-- Data for analysis --
════════════════
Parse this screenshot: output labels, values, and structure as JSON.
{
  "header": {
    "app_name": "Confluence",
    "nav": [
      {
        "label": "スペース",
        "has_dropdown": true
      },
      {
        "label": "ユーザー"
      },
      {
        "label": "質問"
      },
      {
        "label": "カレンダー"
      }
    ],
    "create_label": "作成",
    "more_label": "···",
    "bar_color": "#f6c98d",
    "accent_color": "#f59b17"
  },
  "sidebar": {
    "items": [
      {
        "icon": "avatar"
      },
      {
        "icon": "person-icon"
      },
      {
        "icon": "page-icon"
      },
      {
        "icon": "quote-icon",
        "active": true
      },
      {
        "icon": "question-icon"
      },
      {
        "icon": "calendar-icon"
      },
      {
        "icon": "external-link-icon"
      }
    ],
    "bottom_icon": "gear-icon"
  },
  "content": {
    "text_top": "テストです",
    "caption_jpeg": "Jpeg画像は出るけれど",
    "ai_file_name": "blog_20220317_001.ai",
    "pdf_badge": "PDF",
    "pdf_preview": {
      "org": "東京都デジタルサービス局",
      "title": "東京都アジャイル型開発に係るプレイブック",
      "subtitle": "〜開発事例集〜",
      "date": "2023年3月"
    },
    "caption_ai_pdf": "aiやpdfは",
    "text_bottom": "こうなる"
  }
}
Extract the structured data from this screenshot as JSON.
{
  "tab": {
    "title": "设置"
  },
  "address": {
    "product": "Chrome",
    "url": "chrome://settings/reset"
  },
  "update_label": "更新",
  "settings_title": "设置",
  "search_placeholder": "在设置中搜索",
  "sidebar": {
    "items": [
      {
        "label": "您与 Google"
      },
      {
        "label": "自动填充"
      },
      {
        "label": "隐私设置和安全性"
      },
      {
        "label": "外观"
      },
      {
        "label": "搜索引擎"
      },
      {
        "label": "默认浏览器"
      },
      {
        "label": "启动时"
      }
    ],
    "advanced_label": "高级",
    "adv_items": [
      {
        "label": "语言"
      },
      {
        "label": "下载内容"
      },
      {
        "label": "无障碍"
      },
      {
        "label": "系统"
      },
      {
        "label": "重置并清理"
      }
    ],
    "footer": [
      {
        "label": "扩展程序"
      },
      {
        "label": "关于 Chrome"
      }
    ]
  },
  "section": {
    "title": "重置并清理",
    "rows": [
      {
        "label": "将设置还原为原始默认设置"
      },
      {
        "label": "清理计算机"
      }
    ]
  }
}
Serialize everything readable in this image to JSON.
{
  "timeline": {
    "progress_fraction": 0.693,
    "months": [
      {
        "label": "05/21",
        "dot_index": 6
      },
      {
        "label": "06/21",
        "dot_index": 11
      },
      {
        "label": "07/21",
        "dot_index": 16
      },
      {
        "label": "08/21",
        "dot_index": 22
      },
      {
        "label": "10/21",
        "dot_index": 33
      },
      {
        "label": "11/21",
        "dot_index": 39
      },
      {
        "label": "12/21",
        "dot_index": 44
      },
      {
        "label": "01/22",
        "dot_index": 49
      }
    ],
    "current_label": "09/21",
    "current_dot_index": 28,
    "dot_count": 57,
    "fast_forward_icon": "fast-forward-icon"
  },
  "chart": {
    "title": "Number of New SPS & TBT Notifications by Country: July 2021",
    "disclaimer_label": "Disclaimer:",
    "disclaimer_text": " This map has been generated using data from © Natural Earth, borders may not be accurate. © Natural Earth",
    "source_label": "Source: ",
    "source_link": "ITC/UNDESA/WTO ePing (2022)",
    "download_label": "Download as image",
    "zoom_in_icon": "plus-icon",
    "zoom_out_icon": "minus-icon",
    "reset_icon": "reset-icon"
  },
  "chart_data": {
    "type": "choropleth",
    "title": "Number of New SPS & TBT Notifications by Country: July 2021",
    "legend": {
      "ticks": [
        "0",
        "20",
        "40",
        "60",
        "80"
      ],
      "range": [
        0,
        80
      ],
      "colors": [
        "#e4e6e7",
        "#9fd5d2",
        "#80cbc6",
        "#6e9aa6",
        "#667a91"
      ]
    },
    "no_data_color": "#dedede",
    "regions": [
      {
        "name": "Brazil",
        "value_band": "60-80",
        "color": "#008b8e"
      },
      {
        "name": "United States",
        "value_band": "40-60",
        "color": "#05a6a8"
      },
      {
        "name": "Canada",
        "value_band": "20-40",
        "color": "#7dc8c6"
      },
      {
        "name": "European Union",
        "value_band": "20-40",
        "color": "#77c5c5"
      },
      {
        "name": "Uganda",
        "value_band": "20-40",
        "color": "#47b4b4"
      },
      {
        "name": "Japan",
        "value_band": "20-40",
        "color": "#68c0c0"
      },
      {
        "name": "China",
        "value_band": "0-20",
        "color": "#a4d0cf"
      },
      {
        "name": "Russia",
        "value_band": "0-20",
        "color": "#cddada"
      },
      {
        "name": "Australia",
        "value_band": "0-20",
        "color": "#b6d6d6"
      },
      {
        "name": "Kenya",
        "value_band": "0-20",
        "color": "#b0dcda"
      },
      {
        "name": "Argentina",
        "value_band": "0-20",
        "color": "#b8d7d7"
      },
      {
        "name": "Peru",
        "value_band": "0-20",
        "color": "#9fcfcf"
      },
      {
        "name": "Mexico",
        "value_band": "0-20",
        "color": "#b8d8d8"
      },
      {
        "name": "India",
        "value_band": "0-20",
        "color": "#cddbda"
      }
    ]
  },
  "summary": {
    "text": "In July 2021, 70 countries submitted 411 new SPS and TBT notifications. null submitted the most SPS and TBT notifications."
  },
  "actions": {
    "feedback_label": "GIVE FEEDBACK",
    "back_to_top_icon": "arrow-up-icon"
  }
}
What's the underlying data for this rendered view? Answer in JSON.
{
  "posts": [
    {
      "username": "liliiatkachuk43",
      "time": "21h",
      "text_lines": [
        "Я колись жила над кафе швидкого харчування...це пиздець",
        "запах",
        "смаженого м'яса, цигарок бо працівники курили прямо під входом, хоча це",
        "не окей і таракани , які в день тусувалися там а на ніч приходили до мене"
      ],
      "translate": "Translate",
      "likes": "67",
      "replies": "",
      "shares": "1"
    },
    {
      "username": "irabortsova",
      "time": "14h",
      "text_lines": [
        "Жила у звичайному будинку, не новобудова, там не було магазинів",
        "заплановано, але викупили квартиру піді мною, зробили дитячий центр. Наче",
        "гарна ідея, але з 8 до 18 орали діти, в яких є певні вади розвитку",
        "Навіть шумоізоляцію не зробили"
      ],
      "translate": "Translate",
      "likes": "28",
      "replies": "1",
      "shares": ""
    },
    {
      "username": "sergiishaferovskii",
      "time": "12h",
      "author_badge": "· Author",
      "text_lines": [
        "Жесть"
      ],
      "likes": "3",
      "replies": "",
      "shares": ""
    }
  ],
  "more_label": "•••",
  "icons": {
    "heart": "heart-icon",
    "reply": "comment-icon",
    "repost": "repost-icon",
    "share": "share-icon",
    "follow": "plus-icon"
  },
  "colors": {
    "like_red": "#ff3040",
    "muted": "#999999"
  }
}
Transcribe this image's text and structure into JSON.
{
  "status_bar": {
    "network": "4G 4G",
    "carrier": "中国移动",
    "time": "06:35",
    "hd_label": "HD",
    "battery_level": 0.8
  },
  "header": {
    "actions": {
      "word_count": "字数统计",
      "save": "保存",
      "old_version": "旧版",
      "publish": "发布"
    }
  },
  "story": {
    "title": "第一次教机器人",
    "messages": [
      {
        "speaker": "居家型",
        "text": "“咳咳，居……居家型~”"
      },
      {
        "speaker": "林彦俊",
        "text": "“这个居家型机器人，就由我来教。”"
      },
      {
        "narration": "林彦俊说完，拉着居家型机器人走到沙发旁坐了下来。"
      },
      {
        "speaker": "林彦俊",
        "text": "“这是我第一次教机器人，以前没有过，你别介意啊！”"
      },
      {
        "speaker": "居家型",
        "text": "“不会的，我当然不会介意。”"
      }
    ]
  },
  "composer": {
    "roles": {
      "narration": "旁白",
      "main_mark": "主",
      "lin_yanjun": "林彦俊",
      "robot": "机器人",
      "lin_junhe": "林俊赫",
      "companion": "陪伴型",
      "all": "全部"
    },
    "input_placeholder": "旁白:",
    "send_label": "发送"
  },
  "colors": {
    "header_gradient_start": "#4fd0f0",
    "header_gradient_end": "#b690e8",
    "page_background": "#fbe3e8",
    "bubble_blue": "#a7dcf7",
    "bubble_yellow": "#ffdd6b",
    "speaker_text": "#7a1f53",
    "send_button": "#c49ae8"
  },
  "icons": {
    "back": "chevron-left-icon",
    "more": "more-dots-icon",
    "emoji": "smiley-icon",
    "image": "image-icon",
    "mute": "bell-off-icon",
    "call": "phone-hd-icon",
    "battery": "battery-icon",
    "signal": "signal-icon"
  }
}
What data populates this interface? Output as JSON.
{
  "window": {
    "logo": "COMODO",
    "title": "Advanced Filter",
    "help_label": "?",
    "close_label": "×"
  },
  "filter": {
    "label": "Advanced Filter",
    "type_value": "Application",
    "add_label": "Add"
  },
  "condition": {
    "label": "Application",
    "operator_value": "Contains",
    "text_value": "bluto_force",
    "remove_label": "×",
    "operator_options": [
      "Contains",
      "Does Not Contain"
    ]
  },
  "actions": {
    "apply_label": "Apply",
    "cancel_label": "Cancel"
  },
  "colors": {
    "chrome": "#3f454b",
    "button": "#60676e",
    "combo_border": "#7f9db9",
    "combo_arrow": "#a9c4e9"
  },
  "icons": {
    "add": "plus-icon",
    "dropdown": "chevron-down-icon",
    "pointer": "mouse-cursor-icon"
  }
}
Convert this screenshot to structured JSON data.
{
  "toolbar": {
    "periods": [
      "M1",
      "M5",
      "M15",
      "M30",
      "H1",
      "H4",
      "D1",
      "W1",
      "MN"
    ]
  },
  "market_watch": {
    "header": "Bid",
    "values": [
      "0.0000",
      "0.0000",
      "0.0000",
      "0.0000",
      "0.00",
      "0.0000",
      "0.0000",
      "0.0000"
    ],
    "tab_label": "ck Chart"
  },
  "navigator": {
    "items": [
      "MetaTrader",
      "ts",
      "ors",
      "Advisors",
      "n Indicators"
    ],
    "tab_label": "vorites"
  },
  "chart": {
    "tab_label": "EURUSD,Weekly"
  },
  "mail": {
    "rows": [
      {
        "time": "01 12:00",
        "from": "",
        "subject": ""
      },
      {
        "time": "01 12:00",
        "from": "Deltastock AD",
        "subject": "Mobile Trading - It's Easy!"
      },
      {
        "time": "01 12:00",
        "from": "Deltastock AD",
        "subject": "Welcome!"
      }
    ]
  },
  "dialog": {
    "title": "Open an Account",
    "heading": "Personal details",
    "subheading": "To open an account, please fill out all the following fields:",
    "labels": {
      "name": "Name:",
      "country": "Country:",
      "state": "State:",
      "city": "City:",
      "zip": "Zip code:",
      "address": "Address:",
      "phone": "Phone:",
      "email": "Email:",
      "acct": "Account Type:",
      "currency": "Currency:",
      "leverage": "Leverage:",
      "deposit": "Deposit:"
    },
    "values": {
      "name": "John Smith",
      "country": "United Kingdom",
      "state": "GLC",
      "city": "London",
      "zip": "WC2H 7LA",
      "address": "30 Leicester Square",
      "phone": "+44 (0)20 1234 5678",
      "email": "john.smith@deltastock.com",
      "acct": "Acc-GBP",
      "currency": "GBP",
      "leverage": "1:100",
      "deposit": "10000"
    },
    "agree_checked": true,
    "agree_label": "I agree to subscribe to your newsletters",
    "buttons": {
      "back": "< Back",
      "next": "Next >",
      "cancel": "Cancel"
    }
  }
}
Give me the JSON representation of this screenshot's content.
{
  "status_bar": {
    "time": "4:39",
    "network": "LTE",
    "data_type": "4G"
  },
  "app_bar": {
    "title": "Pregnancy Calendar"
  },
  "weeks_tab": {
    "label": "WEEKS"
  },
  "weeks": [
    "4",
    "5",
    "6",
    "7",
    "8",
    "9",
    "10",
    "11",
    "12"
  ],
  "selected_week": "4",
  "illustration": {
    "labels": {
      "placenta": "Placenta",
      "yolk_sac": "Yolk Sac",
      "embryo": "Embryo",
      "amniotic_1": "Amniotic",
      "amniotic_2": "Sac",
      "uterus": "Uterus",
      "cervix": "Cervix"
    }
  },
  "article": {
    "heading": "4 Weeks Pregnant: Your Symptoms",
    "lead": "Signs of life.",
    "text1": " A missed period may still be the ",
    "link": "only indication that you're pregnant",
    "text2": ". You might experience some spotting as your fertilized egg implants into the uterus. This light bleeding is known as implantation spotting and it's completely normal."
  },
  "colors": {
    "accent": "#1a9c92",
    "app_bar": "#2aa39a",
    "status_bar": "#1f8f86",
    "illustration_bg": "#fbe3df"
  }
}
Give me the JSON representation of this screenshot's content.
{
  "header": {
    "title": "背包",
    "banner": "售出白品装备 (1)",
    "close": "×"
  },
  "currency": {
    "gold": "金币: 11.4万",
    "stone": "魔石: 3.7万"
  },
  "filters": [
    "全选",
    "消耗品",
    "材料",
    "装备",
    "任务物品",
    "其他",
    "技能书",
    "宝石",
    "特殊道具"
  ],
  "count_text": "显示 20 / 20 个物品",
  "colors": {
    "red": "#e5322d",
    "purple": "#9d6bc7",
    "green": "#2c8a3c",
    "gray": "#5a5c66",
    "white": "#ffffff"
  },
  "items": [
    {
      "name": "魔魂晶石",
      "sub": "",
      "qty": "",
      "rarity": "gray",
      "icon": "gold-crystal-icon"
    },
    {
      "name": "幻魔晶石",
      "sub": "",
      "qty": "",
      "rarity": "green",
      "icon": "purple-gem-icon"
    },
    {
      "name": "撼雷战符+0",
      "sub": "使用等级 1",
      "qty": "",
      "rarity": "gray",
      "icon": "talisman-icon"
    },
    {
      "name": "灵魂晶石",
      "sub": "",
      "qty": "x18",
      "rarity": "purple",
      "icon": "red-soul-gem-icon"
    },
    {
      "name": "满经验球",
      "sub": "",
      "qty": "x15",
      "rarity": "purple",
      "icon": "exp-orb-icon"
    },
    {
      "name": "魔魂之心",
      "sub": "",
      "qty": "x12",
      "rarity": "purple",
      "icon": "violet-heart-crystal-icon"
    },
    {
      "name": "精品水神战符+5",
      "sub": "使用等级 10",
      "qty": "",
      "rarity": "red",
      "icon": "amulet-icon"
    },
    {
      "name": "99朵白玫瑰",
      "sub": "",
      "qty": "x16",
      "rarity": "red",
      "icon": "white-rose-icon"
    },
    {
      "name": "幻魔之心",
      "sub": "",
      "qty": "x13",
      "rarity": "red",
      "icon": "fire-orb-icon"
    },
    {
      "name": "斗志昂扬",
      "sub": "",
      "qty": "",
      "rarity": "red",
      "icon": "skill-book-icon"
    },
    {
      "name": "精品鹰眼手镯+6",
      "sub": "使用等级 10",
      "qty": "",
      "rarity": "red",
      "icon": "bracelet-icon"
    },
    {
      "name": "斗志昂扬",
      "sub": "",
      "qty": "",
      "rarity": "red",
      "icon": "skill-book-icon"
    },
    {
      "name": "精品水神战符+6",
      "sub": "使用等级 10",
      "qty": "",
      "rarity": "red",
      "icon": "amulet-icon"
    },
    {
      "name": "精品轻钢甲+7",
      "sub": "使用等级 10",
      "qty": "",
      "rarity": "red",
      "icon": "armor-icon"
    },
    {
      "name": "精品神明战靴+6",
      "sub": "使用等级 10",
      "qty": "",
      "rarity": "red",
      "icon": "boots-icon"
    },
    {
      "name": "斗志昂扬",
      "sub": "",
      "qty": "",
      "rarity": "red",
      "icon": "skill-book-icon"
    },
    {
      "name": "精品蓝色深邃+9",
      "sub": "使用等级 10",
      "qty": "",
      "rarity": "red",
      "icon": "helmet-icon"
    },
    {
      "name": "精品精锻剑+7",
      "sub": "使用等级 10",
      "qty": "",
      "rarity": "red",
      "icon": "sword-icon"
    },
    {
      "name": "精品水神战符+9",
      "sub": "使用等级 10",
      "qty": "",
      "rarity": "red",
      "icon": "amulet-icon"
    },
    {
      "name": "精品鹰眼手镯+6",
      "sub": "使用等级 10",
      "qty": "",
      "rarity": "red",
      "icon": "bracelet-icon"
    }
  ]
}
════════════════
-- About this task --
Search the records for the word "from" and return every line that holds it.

-- Answer box --
Extract the structured data from this screenshot as JSON.
    "disclaimer_text": " This map has been generated using data from © Natural Earth, borders may not be accurate. © Natural Earth",
        "from": "",
        "from": "Deltastock AD",
        "from": "Deltastock AD",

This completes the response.